Excited to find one of my illustrations in the Student Art Guide blog article called “One Point Perspective Drawing: The Ultimate Guide”. Here is the description “This article contains everything an Art student needs to know about drawing in one point perspective. It includes step-by-step tutorials, lesson plans, handouts, videos and free downloadable worksheets.” The blog specializes in articles helping art students excel and I found it an amazing resource for art instructions. Check this out:
Tag Archives: architectural hand drawing
Taught a continuing education class called “Sketching for Design Solutions” last fall to a group of professional interior designers. This one-point perspective window seat image was one of the drawing activities. I am just getting around to adding color with my Copic markers. In this rendering I stepped out and used some brighter orange, yellow and purple hues. The worksheet below was used for my visual color reference as I added color to the image. I will usually start rendering an image with a small group of marker colors and then add more as I go. I like to note the maker color numbers for quick reference in the future.

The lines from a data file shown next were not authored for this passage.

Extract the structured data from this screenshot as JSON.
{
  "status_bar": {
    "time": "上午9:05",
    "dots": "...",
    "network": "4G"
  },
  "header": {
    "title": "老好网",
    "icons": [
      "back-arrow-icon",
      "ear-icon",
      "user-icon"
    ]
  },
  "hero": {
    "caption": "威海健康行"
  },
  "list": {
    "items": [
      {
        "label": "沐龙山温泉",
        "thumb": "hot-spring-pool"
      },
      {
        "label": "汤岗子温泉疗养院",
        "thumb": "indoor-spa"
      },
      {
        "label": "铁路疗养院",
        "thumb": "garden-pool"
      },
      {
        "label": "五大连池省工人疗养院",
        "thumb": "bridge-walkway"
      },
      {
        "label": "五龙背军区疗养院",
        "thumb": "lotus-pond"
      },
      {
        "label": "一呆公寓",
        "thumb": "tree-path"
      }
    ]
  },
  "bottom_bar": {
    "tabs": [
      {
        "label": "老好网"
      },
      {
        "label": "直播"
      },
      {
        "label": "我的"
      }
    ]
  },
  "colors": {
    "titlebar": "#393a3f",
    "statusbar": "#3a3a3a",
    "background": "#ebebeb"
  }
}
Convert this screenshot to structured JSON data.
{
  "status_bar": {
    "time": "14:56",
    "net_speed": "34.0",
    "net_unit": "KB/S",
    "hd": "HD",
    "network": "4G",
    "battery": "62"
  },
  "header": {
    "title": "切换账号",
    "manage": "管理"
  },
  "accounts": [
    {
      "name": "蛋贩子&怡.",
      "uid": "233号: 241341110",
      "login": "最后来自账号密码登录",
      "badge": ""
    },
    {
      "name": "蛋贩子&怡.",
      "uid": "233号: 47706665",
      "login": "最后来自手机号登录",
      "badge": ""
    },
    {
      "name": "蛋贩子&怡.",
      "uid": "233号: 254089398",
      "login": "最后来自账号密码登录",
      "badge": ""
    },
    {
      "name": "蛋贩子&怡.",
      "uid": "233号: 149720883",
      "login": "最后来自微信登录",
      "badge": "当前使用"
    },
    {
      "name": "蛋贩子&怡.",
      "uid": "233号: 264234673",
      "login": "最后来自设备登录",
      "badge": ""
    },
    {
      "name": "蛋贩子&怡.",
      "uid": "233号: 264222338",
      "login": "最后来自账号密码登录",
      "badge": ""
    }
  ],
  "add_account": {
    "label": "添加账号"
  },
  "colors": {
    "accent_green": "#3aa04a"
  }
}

I am always looking for techniques that are easy and fast for drawing one-point perspective interiors. Here is a window seat space that has a bookshelf and an art gallery area. A simple grid was set up using the steps that are outlined in my Exploring Perspective Hand Drawing, book, chapter 10, using a square grid formula
Note the two grids below. Each have a measured back wall with the vanishing point. The wall on the left has a grid that has been created with the diagonal guide line. This provides the proportions of the room in perspective where the objects appear to look larger as they come closer to the front. The first grid was sketched quickly with numbers noted on the back wall. The back wall was set up in a 1/2″ grid which is similar to an elevation wall. The second is an abbreviated grid version and has only the basic lines which are the key points that can be used when creating the drawing.

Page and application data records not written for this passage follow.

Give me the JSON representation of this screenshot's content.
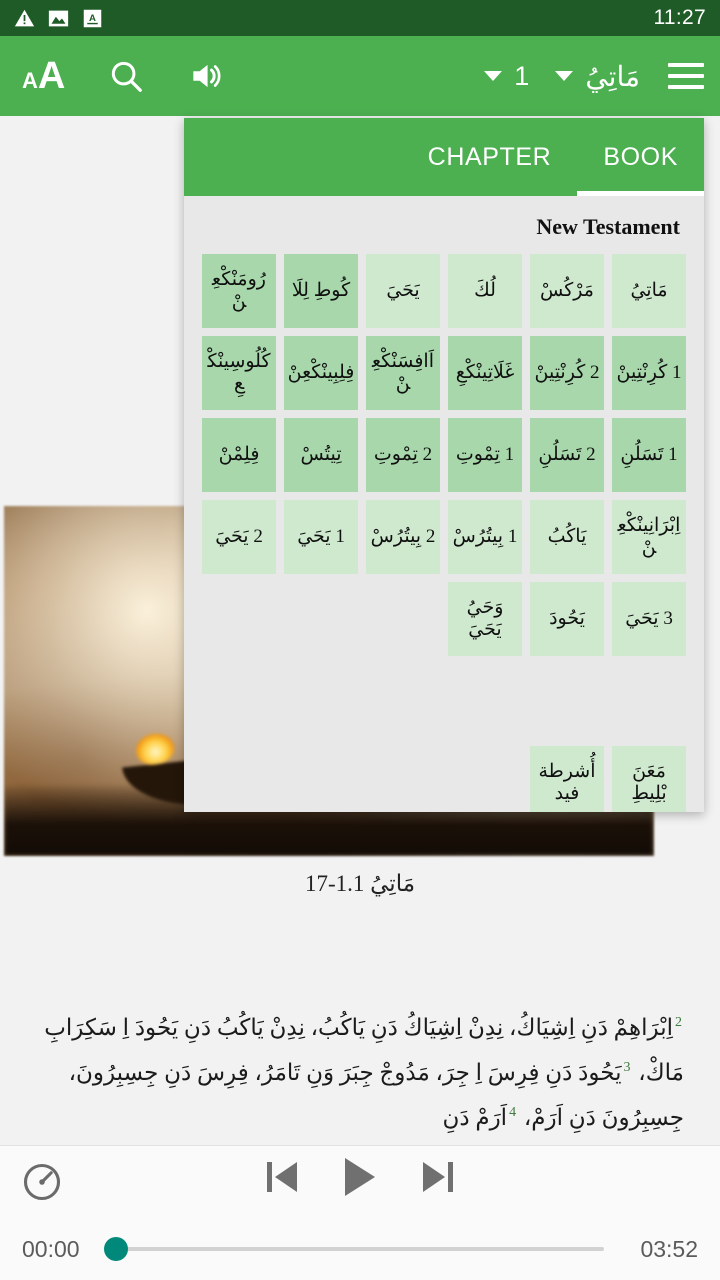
{
  "status_bar": {
    "icons": [
      "warning-triangle-icon",
      "image-icon",
      "font-a-icon"
    ],
    "clock": "11:27"
  },
  "toolbar": {
    "font_size_small": "A",
    "font_size_big": "A",
    "icons": [
      "font-size-icon",
      "search-icon",
      "audio-speaker-icon",
      "menu-icon"
    ],
    "chapter_value": "1",
    "book_value": "مَاتِيُ"
  },
  "panel": {
    "tabs": [
      {
        "label": "CHAPTER",
        "active": false
      },
      {
        "label": "BOOK",
        "active": true
      }
    ],
    "testament_title": "New Testament",
    "books": [
      {
        "label": "مَاتِيُ",
        "shade": "b"
      },
      {
        "label": "مَرْكُسْ",
        "shade": "b"
      },
      {
        "label": "لُكَ",
        "shade": "b"
      },
      {
        "label": "يَحَيَ",
        "shade": "b"
      },
      {
        "label": "كُوطِ لِلَا",
        "shade": "a"
      },
      {
        "label": "رُومَنْكْعِنْ",
        "shade": "a"
      },
      {
        "label": "1 كُرِنْتِينْ",
        "shade": "a"
      },
      {
        "label": "2 كُرِنْتِينْ",
        "shade": "a"
      },
      {
        "label": "غَلَاتِينْكْعِ",
        "shade": "a"
      },
      {
        "label": "اَافِسَنْكْعِنْ",
        "shade": "a"
      },
      {
        "label": "فِلِبِينْكْعِنْ",
        "shade": "a"
      },
      {
        "label": "كُلُوسِينْكْعِ",
        "shade": "a"
      },
      {
        "label": "1 تَسَلُنِ",
        "shade": "a"
      },
      {
        "label": "2 تَسَلُنِ",
        "shade": "a"
      },
      {
        "label": "1 تِمْوتِ",
        "shade": "a"
      },
      {
        "label": "2 تِمْوتِ",
        "shade": "a"
      },
      {
        "label": "تِيتُسْ",
        "shade": "a"
      },
      {
        "label": "فِلِمْنْ",
        "shade": "a"
      },
      {
        "label": "اِبْرَانِينْكْعِنْ",
        "shade": "b"
      },
      {
        "label": "يَاكُبُ",
        "shade": "b"
      },
      {
        "label": "1 بِيتُرُسْ",
        "shade": "b"
      },
      {
        "label": "2 بِيتُرُسْ",
        "shade": "b"
      },
      {
        "label": "1 يَحَيَ",
        "shade": "b"
      },
      {
        "label": "2 يَحَيَ",
        "shade": "b"
      },
      {
        "label": "3 يَحَيَ",
        "shade": "b"
      },
      {
        "label": "يَحُودَ",
        "shade": "b"
      },
      {
        "label": "وَحَيُ يَحَيَ",
        "shade": "b"
      },
      {
        "label": "",
        "shade": "empty"
      },
      {
        "label": "",
        "shade": "empty"
      },
      {
        "label": "",
        "shade": "empty"
      },
      {
        "label": "",
        "shade": "empty"
      },
      {
        "label": "",
        "shade": "empty"
      },
      {
        "label": "",
        "shade": "empty"
      },
      {
        "label": "",
        "shade": "empty"
      },
      {
        "label": "",
        "shade": "empty"
      },
      {
        "label": "",
        "shade": "empty"
      },
      {
        "label": "مَعَنَ بْلِيطِ",
        "shade": "b"
      },
      {
        "label": "أُشرطة فيد",
        "shade": "b"
      },
      {
        "label": "",
        "shade": "empty"
      },
      {
        "label": "",
        "shade": "empty"
      },
      {
        "label": "",
        "shade": "empty"
      },
      {
        "label": "",
        "shade": "empty"
      }
    ]
  },
  "reader": {
    "caption": "مَاتِيُ 1.1-17",
    "verses": [
      {
        "number": "2",
        "text": "اِبْرَاهِمْ دَنِ اِشِيَاكُ، نِدِنْ اِشِيَاكُ دَنِ يَاكُبُ، نِدِنْ يَاكُبُ دَنِ يَحُودَ اِ سَكِرَابِ مَاكْ،"
      },
      {
        "number": "3",
        "text": "يَحُودَ دَنِ فِرِسَ اِ جِرَ، مَدُوجْ جِبَرَ وَنِ تَامَرُ، فِرِسَ دَنِ جِسِبِرُونَ، جِسِبِرُونَ دَنِ اَرَمْ،"
      },
      {
        "number": "4",
        "text": "اَرَمْ دَنِ"
      }
    ]
  },
  "player": {
    "speed_icon": "playback-speed-icon",
    "prev_label": "previous-track",
    "play_label": "play",
    "next_label": "next-track",
    "current_time": "00:00",
    "total_time": "03:52",
    "progress_percent": 0,
    "accent_color": "#00897b"
  }
}
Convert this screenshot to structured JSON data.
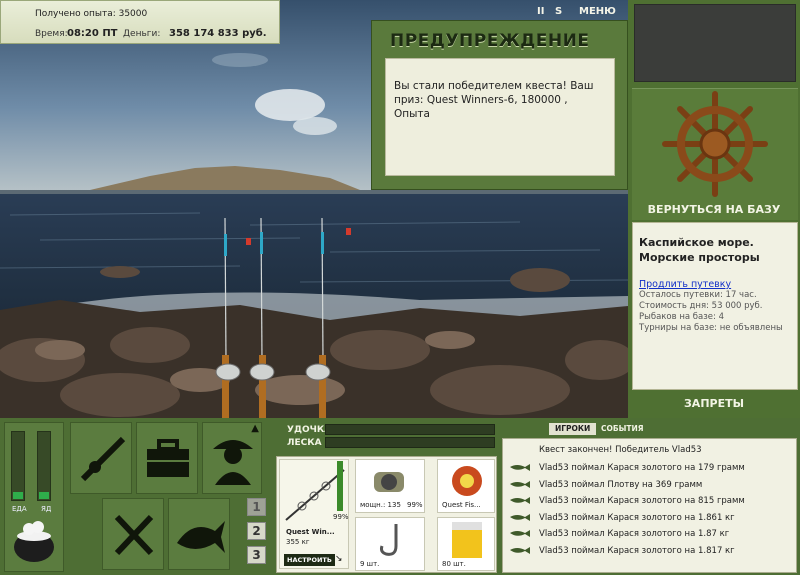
{
  "top_info": {
    "exp_text": "Получено опыта: 35000",
    "time_label": "Время:",
    "time_value": "08:20 ПТ",
    "money_label": "Деньги:",
    "money_value": "358 174 833 руб."
  },
  "controls": {
    "pause_glyph": "II",
    "sound_glyph": "S",
    "menu_label": "МЕНЮ"
  },
  "warning": {
    "title": "ПРЕДУПРЕЖДЕНИЕ",
    "message": "Вы стали победителем квеста! Ваш приз: Quest Winners-6, 180000 , Опыта"
  },
  "right_panel": {
    "back_label": "ВЕРНУТЬСЯ НА БАЗУ",
    "location_line1": "Каспийское море.",
    "location_line2": "Морские просторы",
    "extend_link": "Продлить путевку",
    "stats": [
      "Осталось путевки: 17 час.",
      "Стоимость дня: 53 000 руб.",
      "Рыбаков на базе: 4",
      "Турниры на базе: не объявлены"
    ],
    "bans_label": "ЗАПРЕТЫ"
  },
  "bottom": {
    "food_label": "ЕДА",
    "poison_label": "ЯД",
    "food_level": 0.1,
    "poison_level": 0.1,
    "page_numbers": [
      "1",
      "2",
      "3"
    ],
    "rod_label": "УДОЧКА",
    "line_label": "ЛЕСКА",
    "tackle": {
      "rod_name": "Quest Win...",
      "rod_weight": "355 кг",
      "rod_condition": "99%",
      "setup_button": "НАСТРОИТЬ",
      "reel_label": "мощн.: 135",
      "reel_condition": "99%",
      "line_name": "Quest Fis...",
      "hook_count": "9 шт.",
      "bait_count": "80 шт."
    }
  },
  "events": {
    "tab_players": "ИГРОКИ",
    "tab_events": "СОБЫТИЯ",
    "header": "Квест закончен! Победитель Vlad53",
    "rows": [
      "Vlad53 поймал Карася золотого на 179 грамм",
      "Vlad53 поймал Плотву на 369 грамм",
      "Vlad53 поймал Карася золотого на 815 грамм",
      "Vlad53 поймал Карася золотого на 1.861 кг",
      "Vlad53 поймал Карася золотого на 1.87 кг",
      "Vlad53 поймал Карася золотого на 1.817 кг"
    ]
  },
  "colors": {
    "panel_green": "#4e6e34",
    "accent_green": "#2fae4b",
    "paper": "#f1f1e3"
  }
}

Want to learn more about drawing interiors in perspective? Check out my book that includes a workbook and a CD with step-by-step demonstrations.
Using a photograph of an interior space is great tool to for drawing a realistic interior. Connie Riik, a local interior designer, allows me to use her interior design images for my inspirational visuals. This finished one-point perspective line drawing comes from the photograph below. First I printed out the photograph in 8 1/2″ X 11″ and then divided this with a grid. I use this for my proportion and visual guide for the drawing. The room image is set up as a one -point perspective with the flat back wall. Notice one piece, the chair and ottoman, is positioned in a two-point perspective. Want to learn more about interior perspective drawing? Check out my book Exploring Perspective Hand Drawing.

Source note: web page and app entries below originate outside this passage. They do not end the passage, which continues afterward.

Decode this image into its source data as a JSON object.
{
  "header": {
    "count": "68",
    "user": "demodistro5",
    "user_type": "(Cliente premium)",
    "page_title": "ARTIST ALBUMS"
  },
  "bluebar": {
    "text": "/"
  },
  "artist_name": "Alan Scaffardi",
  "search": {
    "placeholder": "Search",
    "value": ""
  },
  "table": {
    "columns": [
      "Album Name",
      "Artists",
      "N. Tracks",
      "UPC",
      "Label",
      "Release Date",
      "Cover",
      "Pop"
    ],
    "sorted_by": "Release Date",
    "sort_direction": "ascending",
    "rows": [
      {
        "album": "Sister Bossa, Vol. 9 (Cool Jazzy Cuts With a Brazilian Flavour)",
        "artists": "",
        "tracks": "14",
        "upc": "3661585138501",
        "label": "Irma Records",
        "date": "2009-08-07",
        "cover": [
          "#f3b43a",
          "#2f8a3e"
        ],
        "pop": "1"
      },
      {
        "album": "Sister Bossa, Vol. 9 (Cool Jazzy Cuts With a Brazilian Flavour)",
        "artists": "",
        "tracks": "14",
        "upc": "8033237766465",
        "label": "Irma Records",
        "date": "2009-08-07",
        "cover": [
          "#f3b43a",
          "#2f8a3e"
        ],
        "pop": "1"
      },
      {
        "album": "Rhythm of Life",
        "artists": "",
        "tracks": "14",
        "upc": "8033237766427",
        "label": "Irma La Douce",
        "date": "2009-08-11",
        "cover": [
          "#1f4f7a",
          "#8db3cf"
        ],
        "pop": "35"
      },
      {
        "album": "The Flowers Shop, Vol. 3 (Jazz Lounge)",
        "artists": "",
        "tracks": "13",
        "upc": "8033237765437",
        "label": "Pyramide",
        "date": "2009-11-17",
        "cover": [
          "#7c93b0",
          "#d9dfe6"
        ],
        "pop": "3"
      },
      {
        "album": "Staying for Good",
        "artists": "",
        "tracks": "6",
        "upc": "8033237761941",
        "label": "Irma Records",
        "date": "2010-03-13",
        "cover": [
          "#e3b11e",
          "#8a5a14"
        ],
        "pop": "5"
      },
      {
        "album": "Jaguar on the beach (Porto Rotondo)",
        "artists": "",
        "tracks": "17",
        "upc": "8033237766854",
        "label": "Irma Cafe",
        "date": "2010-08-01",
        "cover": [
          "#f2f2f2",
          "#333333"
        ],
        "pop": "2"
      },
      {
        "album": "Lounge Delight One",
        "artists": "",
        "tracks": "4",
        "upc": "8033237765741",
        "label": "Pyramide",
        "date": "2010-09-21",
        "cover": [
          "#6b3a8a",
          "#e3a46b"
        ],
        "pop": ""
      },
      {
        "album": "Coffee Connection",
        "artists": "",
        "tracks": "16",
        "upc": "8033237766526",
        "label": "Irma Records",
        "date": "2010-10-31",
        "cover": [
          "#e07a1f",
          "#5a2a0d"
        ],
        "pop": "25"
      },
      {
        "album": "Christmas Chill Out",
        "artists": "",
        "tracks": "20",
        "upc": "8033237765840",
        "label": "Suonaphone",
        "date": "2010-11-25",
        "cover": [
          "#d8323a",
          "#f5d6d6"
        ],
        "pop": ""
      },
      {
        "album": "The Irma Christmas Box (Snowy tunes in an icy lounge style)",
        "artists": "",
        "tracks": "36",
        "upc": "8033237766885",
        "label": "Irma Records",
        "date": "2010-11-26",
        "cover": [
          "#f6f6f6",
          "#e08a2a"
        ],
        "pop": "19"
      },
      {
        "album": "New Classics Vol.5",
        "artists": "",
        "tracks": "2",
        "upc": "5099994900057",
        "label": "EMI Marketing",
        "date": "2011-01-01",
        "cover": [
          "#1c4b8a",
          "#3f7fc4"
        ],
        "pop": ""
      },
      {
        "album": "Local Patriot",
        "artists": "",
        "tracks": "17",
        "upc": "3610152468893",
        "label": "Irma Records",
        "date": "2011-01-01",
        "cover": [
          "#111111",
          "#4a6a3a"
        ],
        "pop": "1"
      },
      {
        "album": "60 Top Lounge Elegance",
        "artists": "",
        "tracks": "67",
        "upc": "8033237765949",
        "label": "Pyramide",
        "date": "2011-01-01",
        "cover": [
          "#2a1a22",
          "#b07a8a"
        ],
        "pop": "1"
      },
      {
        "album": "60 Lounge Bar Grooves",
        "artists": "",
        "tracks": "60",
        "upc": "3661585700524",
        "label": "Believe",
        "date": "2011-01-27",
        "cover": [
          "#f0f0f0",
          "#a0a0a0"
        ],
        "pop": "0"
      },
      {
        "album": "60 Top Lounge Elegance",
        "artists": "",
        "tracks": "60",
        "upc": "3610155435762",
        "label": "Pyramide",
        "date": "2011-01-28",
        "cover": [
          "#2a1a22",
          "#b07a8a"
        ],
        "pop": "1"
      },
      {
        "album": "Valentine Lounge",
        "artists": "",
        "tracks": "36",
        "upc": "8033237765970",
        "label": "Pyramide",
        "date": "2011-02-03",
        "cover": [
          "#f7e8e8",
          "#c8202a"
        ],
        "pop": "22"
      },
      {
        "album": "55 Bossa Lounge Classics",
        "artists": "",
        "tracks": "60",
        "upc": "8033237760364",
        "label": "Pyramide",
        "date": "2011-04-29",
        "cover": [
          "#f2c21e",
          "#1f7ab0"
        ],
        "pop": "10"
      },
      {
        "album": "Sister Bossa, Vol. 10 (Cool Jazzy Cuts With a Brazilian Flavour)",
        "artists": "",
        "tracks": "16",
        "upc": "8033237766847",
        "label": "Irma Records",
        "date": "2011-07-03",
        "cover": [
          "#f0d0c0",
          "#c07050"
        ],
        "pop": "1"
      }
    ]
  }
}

The month of February is all about sitting in meetings for me. Fortunately, I am attending these meetings and not facilitating them. This gives me an opportunity to sit quietly, listen and practice my hand drawing skills. I ask my self to finish the image even though it looks a bit discombobulated and has imperfections, like the one above. The goal is to spend time practicing not to come up with a perfect drawing. Want to learn more about the benefits of practicing? Check out this article The Importance of Practice: Use it or Loose which is on the Prolificliving.com website. Here is a quote from this article:
“Consistent and regular practice has more of an exponential than a linear effect. If you practice your dance weekly, you advance very slowly over time but if you practice it daily, the jump is not linear. It is exponential — in other words, it’s a big jump, a huge jump, the kind of jump that makes the difference between good and great, mediocre and magnificent.”
Doors are one my favorite subjects to draw and this one comes from the historic neighborhood where I live. While walking the dogs, I took a snap shot on my cell phone and used it as a visual reference. I actually drew the image and rendered it while traveling in the car.
Creative Strategy: Always work to finish a drawing. You will notice from the photograph below, the proportions of the door in my drawing are not quite correct. My inner critic is a strong voice as I am working on a drawing and I have learned to ignore these negative comments. My goal is not to get discouraged while creating an image, to keep going and to finish it. I even find the image looks much more successful the next day. What about you? Are you able to move forward and finish a drawing that you start? Does the drawing look more successful when you review it later?
I had a housing developer contact me for a sample of my work. They sent me one of their elevations to color render. Here is the finished image that took me the weekend to complete. I appreciated the challenge, great opportunity for me to play around with my Copic markers.